The unemployment rate at 4.7 percent. Employers adding 235,000 workers a month. Consumer confidence at its highest level since 2001…. The expansion nearing its 100th month. Things are bound to fall apart soon.
This sentiment has become surprisingly common as the expansion has kept chugging along: President Trump has to face a recession in his first term, right? These things don’t last forever, right? “Trump’s turn,” USA Today warned. “Talk about a poisoned chalice,” quipped Bloomberg. “History shows there’s a 100 percent chance of a recession for Trump,” Yahoo declared.
Meanwhile, last year at Forbes, Cameron Keng, a former contributor, wrote:
A booming economy will lead to a recession because the economy will overheat or create a bubble that will burst. The longer we artificially extend our expansion or economic boom, the bigger the recession we create. The natural business cycle’s economic boom will create more wealth than the recession will erode. When we artificially affect the economy, we throw the natural business cycle out of order. Thus, we may lose more than the wealth we’ve created during the economic boom.

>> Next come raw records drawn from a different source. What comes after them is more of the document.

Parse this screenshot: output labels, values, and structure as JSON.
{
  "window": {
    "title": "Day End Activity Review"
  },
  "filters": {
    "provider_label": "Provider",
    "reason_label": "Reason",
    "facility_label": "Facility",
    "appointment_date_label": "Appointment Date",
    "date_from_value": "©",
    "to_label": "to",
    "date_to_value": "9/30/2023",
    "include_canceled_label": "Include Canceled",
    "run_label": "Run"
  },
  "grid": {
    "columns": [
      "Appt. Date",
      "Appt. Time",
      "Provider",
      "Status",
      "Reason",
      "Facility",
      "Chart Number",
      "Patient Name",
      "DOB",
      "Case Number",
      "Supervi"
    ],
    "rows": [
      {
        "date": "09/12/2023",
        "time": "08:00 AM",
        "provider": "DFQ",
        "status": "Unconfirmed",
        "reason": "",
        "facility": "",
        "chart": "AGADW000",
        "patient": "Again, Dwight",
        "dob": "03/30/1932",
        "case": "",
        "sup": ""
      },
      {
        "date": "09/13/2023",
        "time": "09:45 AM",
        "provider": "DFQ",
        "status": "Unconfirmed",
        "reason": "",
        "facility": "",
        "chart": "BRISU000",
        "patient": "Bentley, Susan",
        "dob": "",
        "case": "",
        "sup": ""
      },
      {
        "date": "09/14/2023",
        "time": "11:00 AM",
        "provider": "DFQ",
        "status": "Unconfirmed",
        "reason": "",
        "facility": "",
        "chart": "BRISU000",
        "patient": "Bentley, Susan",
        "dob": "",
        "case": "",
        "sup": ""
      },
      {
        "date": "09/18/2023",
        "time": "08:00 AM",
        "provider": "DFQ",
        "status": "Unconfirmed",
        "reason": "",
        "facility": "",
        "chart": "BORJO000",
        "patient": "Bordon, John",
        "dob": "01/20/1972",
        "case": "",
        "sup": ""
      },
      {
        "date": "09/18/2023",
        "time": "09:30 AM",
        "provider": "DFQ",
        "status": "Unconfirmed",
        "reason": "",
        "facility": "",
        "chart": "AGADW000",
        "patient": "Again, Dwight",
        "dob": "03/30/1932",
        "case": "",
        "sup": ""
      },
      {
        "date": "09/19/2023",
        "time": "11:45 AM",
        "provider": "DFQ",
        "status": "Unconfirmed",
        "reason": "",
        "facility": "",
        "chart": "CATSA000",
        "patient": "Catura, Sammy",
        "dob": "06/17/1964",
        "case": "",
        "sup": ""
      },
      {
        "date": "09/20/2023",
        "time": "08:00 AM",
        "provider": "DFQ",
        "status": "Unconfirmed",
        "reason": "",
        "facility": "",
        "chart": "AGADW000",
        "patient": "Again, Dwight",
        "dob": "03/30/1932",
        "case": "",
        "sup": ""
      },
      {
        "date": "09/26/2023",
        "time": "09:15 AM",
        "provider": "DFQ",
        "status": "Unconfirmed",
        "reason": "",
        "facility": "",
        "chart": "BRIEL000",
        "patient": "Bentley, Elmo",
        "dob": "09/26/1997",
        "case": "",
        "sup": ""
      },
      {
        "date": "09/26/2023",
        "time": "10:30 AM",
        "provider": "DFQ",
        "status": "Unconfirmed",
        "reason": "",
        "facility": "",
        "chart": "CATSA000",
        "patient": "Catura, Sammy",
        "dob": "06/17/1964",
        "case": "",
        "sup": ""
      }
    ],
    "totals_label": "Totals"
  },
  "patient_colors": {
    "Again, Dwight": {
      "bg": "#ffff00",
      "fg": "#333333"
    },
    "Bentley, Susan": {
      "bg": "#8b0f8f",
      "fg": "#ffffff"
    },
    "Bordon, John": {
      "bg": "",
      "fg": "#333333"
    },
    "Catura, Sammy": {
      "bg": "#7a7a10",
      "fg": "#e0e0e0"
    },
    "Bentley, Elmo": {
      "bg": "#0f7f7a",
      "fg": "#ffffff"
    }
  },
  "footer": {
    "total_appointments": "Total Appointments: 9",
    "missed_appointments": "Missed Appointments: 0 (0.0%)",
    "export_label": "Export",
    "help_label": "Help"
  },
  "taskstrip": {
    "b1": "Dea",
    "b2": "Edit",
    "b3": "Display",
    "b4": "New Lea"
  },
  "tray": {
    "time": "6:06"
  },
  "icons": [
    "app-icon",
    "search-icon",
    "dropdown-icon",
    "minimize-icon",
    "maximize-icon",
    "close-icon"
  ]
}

How did we get here? Let’s not forget the Great Recession of 2007 required a stimulus to prevent a “great depression” level crash.

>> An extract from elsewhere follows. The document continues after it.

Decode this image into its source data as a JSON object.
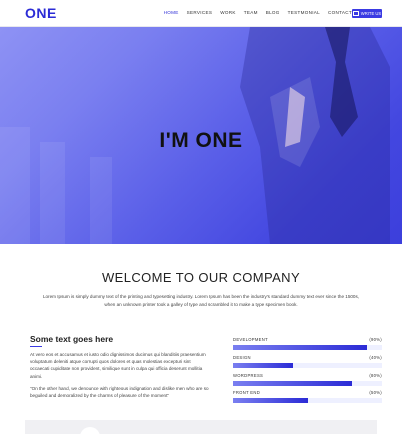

The government used quantitative easing and the Fed lowered interested rates to zero to juice the economy.
But Cameron Keng reminds us all measures were meant to be temporary.
By the time the new president was installed and the new fed chair was sworn in, the government didn’t get off the sugar.
In 2018, Donald Trump increased government spending by about $300 billion and decreased tax revenues by $230 billion. Thus, we’ve artificially inflated the economy to extend our current expansion or economic boom. We currently pay $310 billion dollars in interest on our national debt based on the federal budget. The only line items that cost more are social security ($987 billion), military ($874.4 billion), Medicare ($582 billion) and Medicaid ($400 billion). Our interest on debt is 7.4% of our entire American budget. When you ask why your tax dollars aren’t working, it’s because they’re paying interest.
And let’s not forget, as I wrote previously, Elizabeth Warren warned of an economic crash in June. She says, in part, in an essay:
When I look at the economy today, I see a lot to worry about again. I see a manufacturing sector in recession. I see a precarious economy that is built on debt — both household debt and corporate debt — and that is vulnerable to shocks. And I see a number of serious shocks on the horizon that could cause our economy’s shaky foundation to crumble.
How bad will it get?
If the prognosticators are to be believed, the next recession is going to be very very bad. Again, going back as far as earlier this year, the naysayers seem to believe when the next recession hits, its going to be brutal.
Warren says it will be an economic “crash”. In a piece in yesterday’s Rolling Stone the reporter says:
Some 40 percent of American families struggled to cover the cost of food, health care, housing or utilities last year, according to a report from the Urban Institute. A Fed found four in 10 adults couldn’t cover a $400 emergency expense.
A recession could take many of those families struggling on the margins and push them squarely into poverty. A family that can’t cover a $400 expense definitely isn’t ready to weather an unexpected layoff. And workers already struggling to find jobs will fare worse if and when the number of openings plummet and the number of unemployed job seekers climbs.
How will they blame Obama?
It looks like if a recession happens it won’t happen for another 18 months. According to Warren, we should be doing things now to prepare for the recession.
But already on Fox Business, they are preparing a narrative which will give President Trump cover and throw the blame on Obama.
You see, it’s the actions of the Fed 10 years ago that is causing this nightmare, not uncertainty, not the trade war, not the reckless tax spending.
Oh no! It’s Obama’s Fed chairs Ben Bernanke and Janet Yellin who actually caused this. Like a ticking time bomb set to go off during the Trump Presidency, the fed’s actions to save the economy also doomed it!
Take a look: